Human Resources and Project Managers have a unique opportunity during the start-up of a project. They create a project culture, something organizational managers seldom have a chance to do. In most organizations, the corporate or organizational culture has developed over the life of the organization, and people associated with the organization understand what is valued, what has status, and what behaviors are expected. Edgar Schein identified three distinct levels in organizational culture.
- Artifacts and behaviours: something valued by a certain culture . They are symbols and signs of an organization’s culture. They are observable. ie. country’s flag, how people dress; how people conduct themselves around others, how people are greeted when entering a building.
- Espoused values: values expressed by an organization, standards, what does the organization stand for (for example: mission statement, tag lines; honesty, trust, consistency, integrity).
- Assumptions: unknown and generally not written down, employee’s beliefs, perceptions, feelings.
Artifacts are the visible elements in a culture and they can be recognized by people not part of the culture.
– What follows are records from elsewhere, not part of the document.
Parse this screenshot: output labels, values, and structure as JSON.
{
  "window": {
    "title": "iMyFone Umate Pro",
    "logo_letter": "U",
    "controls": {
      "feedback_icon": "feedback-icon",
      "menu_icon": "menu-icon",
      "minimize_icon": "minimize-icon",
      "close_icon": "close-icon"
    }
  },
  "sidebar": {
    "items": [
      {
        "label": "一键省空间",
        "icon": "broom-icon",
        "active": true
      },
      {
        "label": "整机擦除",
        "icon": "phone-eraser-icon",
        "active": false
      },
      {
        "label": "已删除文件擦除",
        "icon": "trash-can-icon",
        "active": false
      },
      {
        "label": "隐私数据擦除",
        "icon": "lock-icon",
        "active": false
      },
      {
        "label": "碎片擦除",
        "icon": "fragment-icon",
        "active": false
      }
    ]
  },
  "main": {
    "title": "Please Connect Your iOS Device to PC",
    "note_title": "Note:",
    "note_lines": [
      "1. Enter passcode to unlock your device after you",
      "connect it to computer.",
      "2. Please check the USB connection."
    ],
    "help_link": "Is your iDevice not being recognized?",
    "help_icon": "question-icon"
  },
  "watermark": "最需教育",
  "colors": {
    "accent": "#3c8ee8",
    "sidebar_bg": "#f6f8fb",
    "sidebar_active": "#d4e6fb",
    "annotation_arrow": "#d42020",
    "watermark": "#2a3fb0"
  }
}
Espoused values are the organization’s stated values and rules of behaviour. Shared basic assumptions are the deeply embedded, taken-for-granted behaviours that are usually unconscious, but constitute the essence of culture.
Characteristics of Project Culture
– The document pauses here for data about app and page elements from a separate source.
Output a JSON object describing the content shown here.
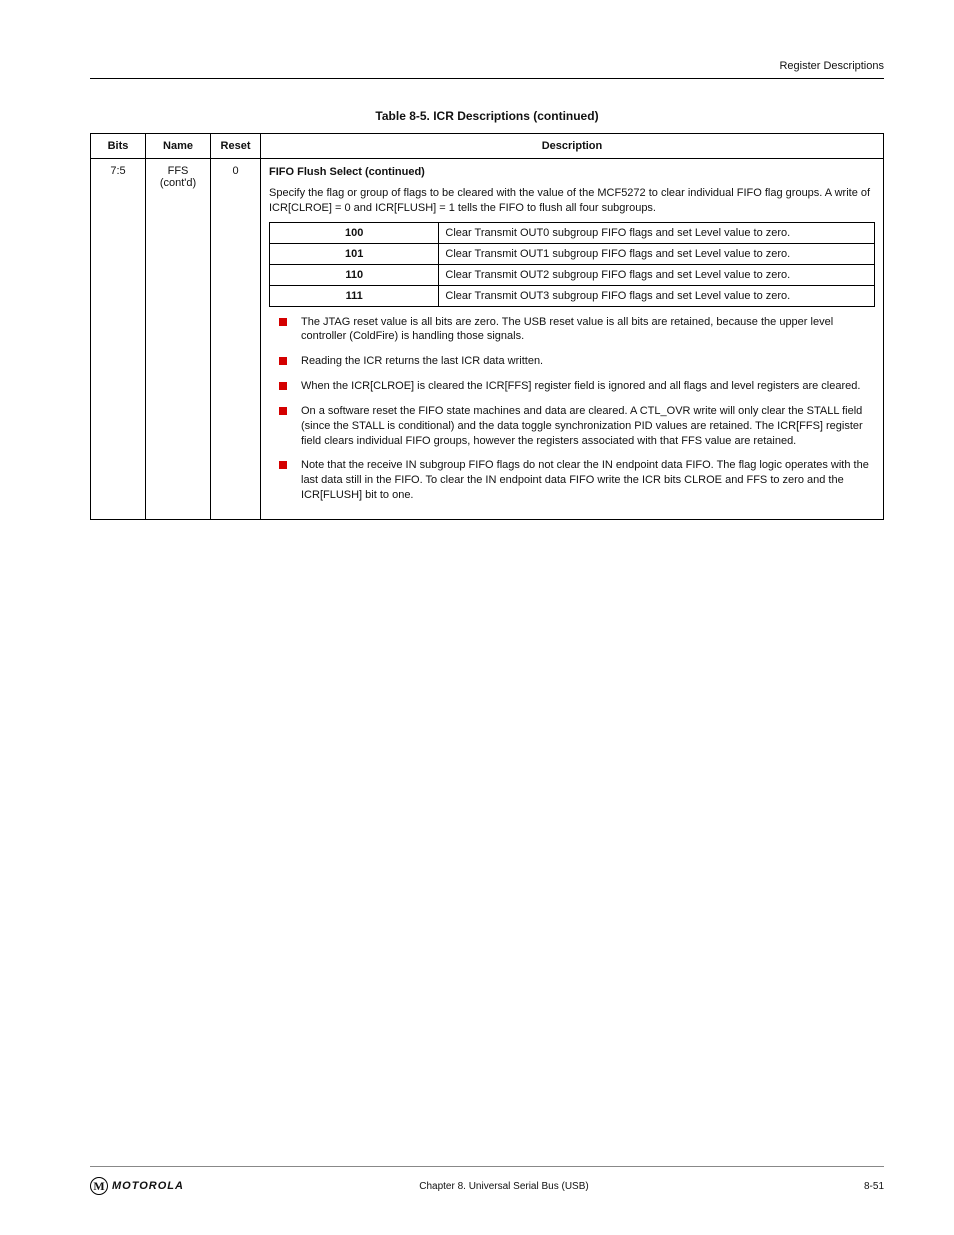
{
  "header": {
    "running_title": "Register Descriptions"
  },
  "table": {
    "caption": "Table 8-5. ICR Descriptions (continued)",
    "columns": [
      "Bits",
      "Name",
      "Reset",
      "Description"
    ],
    "row": {
      "bits": "7:5",
      "name": "FFS\n(cont'd)",
      "reset": "0",
      "desc_intro": "FIFO Flush Select (continued)",
      "desc_para": "Specify the flag or group of flags to be cleared with the value of the MCF5272 to clear individual FIFO flag groups. A write of ICR[CLROE] = 0 and ICR[FLUSH] = 1 tells the FIFO to flush all four subgroups.",
      "subtable": [
        {
          "code": "100",
          "meaning": "Clear Transmit OUT0 subgroup FIFO flags and set Level value to zero."
        },
        {
          "code": "101",
          "meaning": "Clear Transmit OUT1 subgroup FIFO flags and set Level value to zero."
        },
        {
          "code": "110",
          "meaning": "Clear Transmit OUT2 subgroup FIFO flags and set Level value to zero."
        },
        {
          "code": "111",
          "meaning": "Clear Transmit OUT3 subgroup FIFO flags and set Level value to zero."
        }
      ],
      "bullets": [
        "The JTAG reset value is all bits are zero. The USB reset value is all bits are retained, because the upper level controller (ColdFire) is handling those signals.",
        "Reading the ICR returns the last ICR data written.",
        "When the ICR[CLROE] is cleared the ICR[FFS] register field is ignored and all flags and level registers are cleared.",
        "On a software reset the FIFO state machines and data are cleared. A CTL_OVR write will only clear the STALL field (since the STALL is conditional) and the data toggle synchronization PID values are retained. The ICR[FFS] register field clears individual FIFO groups, however the registers associated with that FFS value are retained.",
        "Note that the receive IN subgroup FIFO flags do not clear the IN endpoint data FIFO. The flag logic operates with the last data still in the FIFO. To clear the IN endpoint data FIFO write the ICR bits CLROE and FFS to zero and the ICR[FLUSH] bit to one."
      ]
    }
  },
  "footer": {
    "center": "Chapter 8. Universal Serial Bus (USB)",
    "page": "8-51",
    "logo_emblem": "M",
    "logo_word": "MOTOROLA"
  }
}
A project culture represents the shared norms, beliefs, values, and assumptions of the project team. This is very similar to the corporate culture. Understanding the unique aspects of a project culture and developing an appropriate culture to match the complexity profile of the project are important project management abilities.
Culture is developed through the communication of:
- The priority
- The given status
- The alignment of official and operational rules
Official rules are the rules that are stated, and operational rules are the rules that are enforced. Project managers who align official and operational rules are more effective in developing a clear and strong project culture because the project rules are among the first aspects of the project culture to which team members are exposed when assigned to the project.
Creating a Culture of Collaboration within and Instructional Design team in Human Resources
A Project Manager met with his team prior to the beginning of an instructional design project in Human Resources. The team was excited about the prestigious project and the potential for career advancement involved. With this increased competitive aspect came the danger of selfishness and backstabbing. The project leadership team told stories of previous projects where people were fired for breaking down the team efforts and often shared inspirational examples of how teamwork created unprecedented successes—an example of storytelling. Every project meeting started with team-building exercises (a ritual) and any display of hostility or separatism was forbidden (taboo) and was quickly and strongly cut off by the project leadership if it occurred.
Culture guides behaviour and communicates what is important and is useful for establishing priorities. On projects that have a strong culture of trust, team members feel free to challenge anyone who breaks a confidence, even managers. The culture of integrity is stronger than the cultural aspects of the power of management.
Create a Great Project Culture
Project culture is important to the project and to Human Resources. Developing high-performing teams results in better projects. Standards is the organization’s culture, bringing in people who will work together understanding various culture differences and the work within the project itself.
Watch this video: Create a Great Project Culture – 5 Ways That We Can Help You by ProjectSkillsMentor [6:30] below. The transcript is available on YouTube.
“2.3. Culture” from Essentials of Project Management by Adam Farag is licensed under a Creative Commons Attribution-NonCommercial-ShareAlike 4.0 International License, except where otherwise noted.